Physically at times I sometimes feel my age, and there certain facts that suggest I really as old as I am; but mentally, I often actually forget I’m as old as I am. I wonder, “why do folks think so highly of me, I’m just a young kid trying to figure my way out in the world.”  Then I realize, I’m not that young kid at his first programming job, trying to figure out how to create a make file.  I’m a middle-aged man who has decades of experience in my various fields of expertise.  People look to me, the way I look to my mentors because they expect me to have the answers! (And fortunately, they’re actually sometimes right.) Sometimes too I’ll be engaging with people my own age and they treat me as equals and I get excited that they’re treating someone half their age with such respect. Then I remember, “but wait I AM their age.”  Or people half my age act as if they’re looking up to me and I want to say, “but I’m no different than you” but then remember, “Oh wait, I do have that many more years of experience.”
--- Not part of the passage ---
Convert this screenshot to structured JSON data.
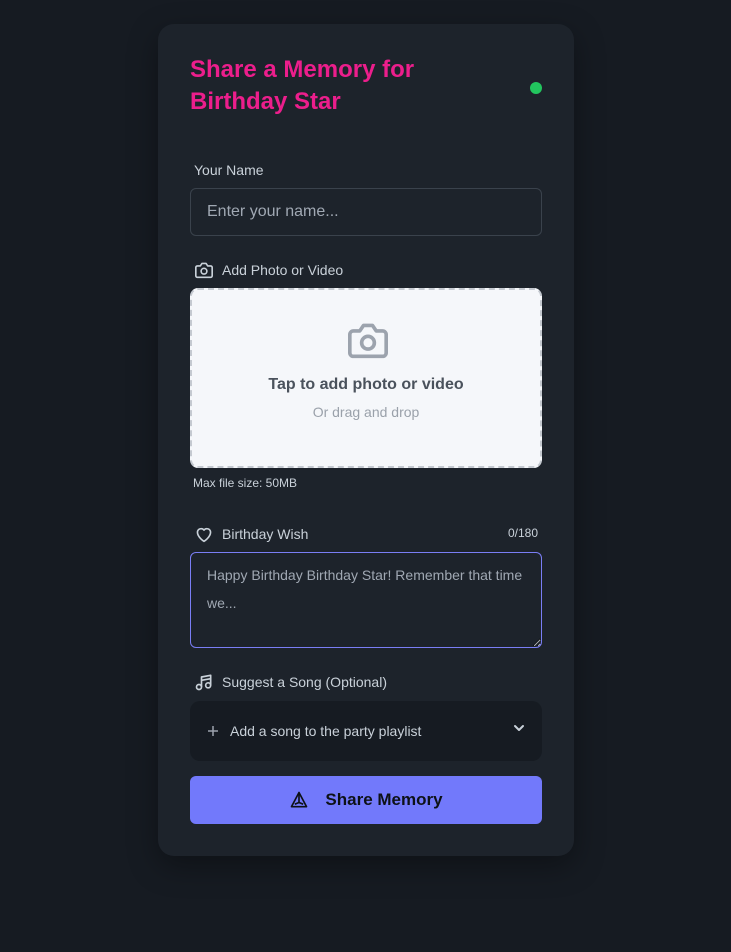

So, there’s still a bit of me thinking I’m an impostor. I really don’t know as much as people seem to think I do.  Or that I’m not as old as I really am. Can one even be an age impostor?  Not really, I mean age is a pretty objective fact. But the truth is, I don’t feel my age, and for that I’m grateful.

I’ll continue getting older, but I simply won’t grow up any faster than I have to.

One final request from this wizened old boy, make sure to subscribe if you haven’t!  And speak a little louder so I can hear you.

 

 

Procrastination

“I’d procrastinate, but I keep putting it off.” It’s an old saw but I think there’s some truth to it, at least for me.

Actually the truth is, when I’m not busy, I tend to procrastinate and things don’t get done. But when I’m busy, I get more done. How many of us say “I perform better under pressure”? I know I do.

The other phrase that comes to mind lately is “When it rain, it pours.” The above two adages seem to be the story of my life lately. This is not necessarily a bad thing.

You see, in the life of a consultant it’s often feast or famine. And some times of the year are often more famine than feast. For example, my largest client goes into a code freeze during the last 2 weeks of the year. Taking this into account, I figured I’d have some downtime and be able to work on some projects around the house.

But then, last week, another client emailed me to ask about my availability. They’re a good client and I enjoy working with them, so I responded right away. Unlike my previous project with them that was just a few hours, this one was a top priority project with a firm deadline and lots of work in a short period of time.

Suddenly, my calendar was more full than I expected.

Then my largest client, during our weekly all-hands call, informed me that a project I had completed, they were probably going to take a completely different tact on, and “oh by the way, we’ve got a strict timeline!”

And then of course today, another client calls in with an issue.

Suddenly my calendar was even more full than I expected.

Oh, and did I mention I have a talk to present at SQL Saturday in DC this weekend? And the hardware I was going to use for it is not working?

Suddenly my schedule was completely topsy-turvy and I’ve had to work harder than ever.  But, since I’m already busy, I’ve actually spent a little extra time on other projects that I had been putting off; like finishing the edits on my second article for Red-Gate’s Simple-Talk and then writing a first pass of my third article for Red-Gate’s Simple-Talk. I probably would have procrastinated on that last one a bit longer if I weren’t busy. I know, sounds backwards, but yes, being busy encouraged me to spend time writing.

Of course sometimes even some schedules have to slip, hence this post being 12 hours later than normally scheduled.

When it rain, it pours.  And right now, that’s a good problem to have.